Church planting has a ‘cowboy’ flavor
Personnel shift also announced
By Allen Palmeri
April 4, 2006
JEFFERSON CITY – The principle of multiplication continues to be promoted within the Missouri Baptist Convention (MBC) church planting department as a total of six churches were planted in the first quarter of the year as the convention continues to tap into the success of the so-called “cowboy church” model.
The success of the Cape County Cowboy Church is tangible, according to MBC State Church Planting Director Jerry Field. The church was planted in January of 2004 by Jim Matthews, who at the time was pastor of Red Star Baptist Church in Cape Girardeau, and Mike Parry, pastor of Fruitland Community Church in Jackson. The idea of planting a church in a livestock auction barn is catching on throughout Missouri in places like Bowling Green, Springfield, Diamond and Iberia, Field said, as Matthews, who is now the full-time pastor of the Cape County Cowboy Church, continues to serve Missouri Baptists as a mentor, coach and adviser.
“We’re looking at the development of a network coming into place,” Field said. “In August probably we’re looking to do some special training that’s just specifically focused for cowboy churches, because it’s a different paradigm. So we’re really excited about what we see taking place there.”
A horse whisperer evangelism event was held last August in Diamond with approximately 1,200 in attendance. Horse whisperers are people who use commands and touches to break wild horses while sharing the Gospel along the journey. First Baptist Church of Diamond, which is acting as the sponsoring church for the new cowboy church plant, now hopes to put on another horse whisperer evangelism event for 2,000 people as a means of launching the new congregation, Field said.

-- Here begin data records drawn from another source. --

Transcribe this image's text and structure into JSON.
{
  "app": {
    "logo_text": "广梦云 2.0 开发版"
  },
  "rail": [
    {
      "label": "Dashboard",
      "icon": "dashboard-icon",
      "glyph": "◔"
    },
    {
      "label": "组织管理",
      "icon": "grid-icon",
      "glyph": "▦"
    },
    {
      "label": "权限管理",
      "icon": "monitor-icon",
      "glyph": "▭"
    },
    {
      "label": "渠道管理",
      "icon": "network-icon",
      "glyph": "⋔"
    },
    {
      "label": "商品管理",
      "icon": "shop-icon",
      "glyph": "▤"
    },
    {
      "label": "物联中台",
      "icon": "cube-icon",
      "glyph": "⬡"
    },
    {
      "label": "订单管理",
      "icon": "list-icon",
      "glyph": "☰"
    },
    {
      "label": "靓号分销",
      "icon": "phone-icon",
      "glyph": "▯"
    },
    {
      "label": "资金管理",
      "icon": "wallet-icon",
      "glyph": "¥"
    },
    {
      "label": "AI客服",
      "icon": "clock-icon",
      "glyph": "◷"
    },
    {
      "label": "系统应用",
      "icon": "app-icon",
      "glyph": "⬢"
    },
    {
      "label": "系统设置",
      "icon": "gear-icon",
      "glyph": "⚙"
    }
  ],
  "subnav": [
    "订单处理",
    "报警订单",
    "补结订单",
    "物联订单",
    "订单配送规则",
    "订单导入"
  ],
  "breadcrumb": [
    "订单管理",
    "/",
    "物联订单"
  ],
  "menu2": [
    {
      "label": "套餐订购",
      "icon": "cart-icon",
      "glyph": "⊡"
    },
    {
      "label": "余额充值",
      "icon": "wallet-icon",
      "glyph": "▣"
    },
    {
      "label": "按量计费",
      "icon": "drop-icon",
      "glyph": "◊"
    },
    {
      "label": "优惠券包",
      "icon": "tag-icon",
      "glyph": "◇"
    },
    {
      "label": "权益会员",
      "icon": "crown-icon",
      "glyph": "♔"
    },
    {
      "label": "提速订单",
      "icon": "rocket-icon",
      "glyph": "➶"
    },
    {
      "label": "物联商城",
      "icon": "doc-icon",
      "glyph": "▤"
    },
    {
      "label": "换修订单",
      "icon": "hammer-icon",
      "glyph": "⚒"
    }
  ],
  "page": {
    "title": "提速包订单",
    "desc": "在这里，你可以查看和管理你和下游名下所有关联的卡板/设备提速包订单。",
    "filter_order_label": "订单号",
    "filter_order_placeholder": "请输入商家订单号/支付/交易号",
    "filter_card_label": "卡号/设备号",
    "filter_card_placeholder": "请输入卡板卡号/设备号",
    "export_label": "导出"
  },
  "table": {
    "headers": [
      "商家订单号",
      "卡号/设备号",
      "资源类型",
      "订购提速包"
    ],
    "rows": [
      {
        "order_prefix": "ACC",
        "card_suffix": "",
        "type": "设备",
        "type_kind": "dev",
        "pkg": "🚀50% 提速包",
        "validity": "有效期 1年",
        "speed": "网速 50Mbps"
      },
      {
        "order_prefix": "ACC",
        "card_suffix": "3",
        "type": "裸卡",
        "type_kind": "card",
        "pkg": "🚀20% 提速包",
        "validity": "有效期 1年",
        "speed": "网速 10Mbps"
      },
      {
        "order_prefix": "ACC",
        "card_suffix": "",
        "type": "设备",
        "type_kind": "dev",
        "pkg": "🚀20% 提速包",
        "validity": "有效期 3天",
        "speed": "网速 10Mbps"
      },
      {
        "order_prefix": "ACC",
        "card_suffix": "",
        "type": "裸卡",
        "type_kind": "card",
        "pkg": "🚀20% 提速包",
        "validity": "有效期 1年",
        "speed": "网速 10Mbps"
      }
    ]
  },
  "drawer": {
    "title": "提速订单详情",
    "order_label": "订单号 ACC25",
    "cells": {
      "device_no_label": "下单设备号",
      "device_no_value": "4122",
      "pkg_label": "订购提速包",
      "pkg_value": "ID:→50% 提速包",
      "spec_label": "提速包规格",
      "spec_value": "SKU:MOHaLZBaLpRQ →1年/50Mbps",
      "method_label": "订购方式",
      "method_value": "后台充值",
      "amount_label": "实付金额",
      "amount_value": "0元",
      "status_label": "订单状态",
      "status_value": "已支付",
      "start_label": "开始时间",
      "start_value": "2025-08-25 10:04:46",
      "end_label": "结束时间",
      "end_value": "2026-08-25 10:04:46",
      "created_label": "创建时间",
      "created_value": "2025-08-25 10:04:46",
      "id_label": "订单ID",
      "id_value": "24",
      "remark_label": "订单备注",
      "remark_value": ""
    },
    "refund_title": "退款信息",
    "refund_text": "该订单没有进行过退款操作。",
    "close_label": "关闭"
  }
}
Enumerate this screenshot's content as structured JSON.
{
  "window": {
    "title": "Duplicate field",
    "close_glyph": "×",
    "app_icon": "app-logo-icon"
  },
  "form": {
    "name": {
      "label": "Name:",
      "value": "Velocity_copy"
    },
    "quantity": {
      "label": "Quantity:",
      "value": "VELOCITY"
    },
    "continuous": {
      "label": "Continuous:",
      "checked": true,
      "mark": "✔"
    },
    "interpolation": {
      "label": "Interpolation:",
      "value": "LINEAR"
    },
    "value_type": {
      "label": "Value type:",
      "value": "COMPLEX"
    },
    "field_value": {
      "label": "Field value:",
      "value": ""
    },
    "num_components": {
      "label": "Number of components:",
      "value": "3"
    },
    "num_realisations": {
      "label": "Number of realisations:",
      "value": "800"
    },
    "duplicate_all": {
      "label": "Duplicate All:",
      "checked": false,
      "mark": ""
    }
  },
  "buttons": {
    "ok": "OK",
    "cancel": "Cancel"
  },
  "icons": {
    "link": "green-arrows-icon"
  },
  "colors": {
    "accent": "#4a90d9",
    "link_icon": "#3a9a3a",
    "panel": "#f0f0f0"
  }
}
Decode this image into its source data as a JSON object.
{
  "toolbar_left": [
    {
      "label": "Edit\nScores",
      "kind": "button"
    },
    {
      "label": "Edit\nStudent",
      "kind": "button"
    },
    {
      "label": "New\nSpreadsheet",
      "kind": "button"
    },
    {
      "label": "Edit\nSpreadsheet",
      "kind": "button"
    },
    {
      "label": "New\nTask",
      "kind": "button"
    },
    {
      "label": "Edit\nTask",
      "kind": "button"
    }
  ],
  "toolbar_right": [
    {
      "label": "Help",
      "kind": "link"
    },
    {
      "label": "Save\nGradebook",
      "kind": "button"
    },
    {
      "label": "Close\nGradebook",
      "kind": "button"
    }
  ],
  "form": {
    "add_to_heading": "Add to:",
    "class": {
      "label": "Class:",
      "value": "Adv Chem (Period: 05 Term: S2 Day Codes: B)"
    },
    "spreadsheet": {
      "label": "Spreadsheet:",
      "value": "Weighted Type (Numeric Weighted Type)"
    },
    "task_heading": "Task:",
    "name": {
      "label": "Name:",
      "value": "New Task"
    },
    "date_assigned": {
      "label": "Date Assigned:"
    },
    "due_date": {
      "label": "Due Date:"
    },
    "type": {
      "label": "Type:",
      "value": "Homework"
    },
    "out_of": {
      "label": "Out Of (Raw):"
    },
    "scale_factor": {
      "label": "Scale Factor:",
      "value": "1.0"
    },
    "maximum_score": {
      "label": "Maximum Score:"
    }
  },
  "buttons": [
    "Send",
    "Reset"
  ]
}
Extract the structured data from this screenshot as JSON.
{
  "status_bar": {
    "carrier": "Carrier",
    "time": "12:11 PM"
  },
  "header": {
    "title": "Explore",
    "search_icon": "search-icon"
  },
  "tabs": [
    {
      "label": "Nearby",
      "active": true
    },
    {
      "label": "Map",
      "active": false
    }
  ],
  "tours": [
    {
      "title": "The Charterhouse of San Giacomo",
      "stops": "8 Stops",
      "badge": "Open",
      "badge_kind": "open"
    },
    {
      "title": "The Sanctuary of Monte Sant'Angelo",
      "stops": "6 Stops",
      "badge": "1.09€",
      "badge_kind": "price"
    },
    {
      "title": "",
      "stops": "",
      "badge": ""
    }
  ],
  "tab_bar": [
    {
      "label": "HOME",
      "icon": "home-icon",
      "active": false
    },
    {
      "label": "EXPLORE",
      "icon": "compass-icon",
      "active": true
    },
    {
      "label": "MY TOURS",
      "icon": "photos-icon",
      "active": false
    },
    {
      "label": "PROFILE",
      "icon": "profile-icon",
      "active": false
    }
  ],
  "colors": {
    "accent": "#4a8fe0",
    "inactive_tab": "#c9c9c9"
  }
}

Early this year, a cowboy church was born in the Bowling Green livestock auction barn. Attendance is already in excess of 200, Field said.
Meanwhile, the MBC church planting specialist who has been integral to the success of the fledgling cowboy church network in Missouri is in the midst of a new assignment. Ben Hess is in the process of moving from the St. Louis area to the Kansas City area to plug a gap in the MBC church planting lineup. Field said Hess hopes to buy a house and move into it by June as Ron Cathcart and Rick Biesiadecki settle into their roles as MBC church planting strategists both in and around the St. Louis metro area.
“Ben has done an incredibly fine job of laying a great foundation of work in the St. Louis area, up and down the east side of the state,” Field said. “That’s actually going back home for Ben. He was raised outside of Kansas City and as a young man worked for the Teamsters in Kansas City. So his heart’s stirred real strongly.”
Field said Hess is flowing smoothly with Kansas City church planters, churches and associations as spring begins in earnest.
“He has the ability to work in a wonderful way with the most traditional of traditional Missouri Baptists and talk their language and understand their paradigm and what they are doing,” Field said. “He also has the ability to step outside of the box and work with these church planters, these that are very non-traditional and postmodern. He is equally at ease and comfortable there.”